**Exercise objective**
Tally the lines in these records that hold the string "JSON", and reply with the number alone.

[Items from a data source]
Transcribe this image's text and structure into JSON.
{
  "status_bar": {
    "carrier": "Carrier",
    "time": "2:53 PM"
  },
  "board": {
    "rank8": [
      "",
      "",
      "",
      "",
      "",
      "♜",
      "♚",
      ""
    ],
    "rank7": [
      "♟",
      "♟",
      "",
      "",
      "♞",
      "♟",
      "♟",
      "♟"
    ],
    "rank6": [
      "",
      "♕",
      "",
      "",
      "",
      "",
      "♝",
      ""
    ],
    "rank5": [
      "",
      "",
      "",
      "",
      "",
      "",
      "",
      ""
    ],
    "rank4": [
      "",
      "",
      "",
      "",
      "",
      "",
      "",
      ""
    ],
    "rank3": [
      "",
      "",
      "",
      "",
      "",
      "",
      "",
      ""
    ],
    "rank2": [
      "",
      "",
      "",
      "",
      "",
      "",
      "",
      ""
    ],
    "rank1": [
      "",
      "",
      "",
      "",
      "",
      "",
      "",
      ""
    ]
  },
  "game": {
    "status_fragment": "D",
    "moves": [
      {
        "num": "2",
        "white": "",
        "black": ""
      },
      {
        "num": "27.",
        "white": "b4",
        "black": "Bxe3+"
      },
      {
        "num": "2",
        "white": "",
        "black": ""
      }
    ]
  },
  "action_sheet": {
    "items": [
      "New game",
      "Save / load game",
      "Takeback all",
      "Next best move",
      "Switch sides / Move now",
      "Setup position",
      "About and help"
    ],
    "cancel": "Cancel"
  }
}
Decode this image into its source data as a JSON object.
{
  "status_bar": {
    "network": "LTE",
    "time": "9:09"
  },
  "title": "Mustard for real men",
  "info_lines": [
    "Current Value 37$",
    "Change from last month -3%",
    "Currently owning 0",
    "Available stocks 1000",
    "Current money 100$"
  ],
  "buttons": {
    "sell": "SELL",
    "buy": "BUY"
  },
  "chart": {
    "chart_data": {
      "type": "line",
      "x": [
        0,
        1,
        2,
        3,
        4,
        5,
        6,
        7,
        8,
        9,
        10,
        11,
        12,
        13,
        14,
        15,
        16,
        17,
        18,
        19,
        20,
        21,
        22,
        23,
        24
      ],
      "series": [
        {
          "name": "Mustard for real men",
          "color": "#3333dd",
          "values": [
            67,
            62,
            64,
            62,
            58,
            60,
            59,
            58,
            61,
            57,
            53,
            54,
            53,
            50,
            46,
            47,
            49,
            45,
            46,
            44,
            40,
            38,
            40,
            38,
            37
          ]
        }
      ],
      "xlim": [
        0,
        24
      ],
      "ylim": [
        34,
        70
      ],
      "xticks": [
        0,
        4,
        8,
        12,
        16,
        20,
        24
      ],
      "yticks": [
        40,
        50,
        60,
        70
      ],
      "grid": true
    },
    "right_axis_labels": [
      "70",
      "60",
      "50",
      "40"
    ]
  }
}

**Response below**
2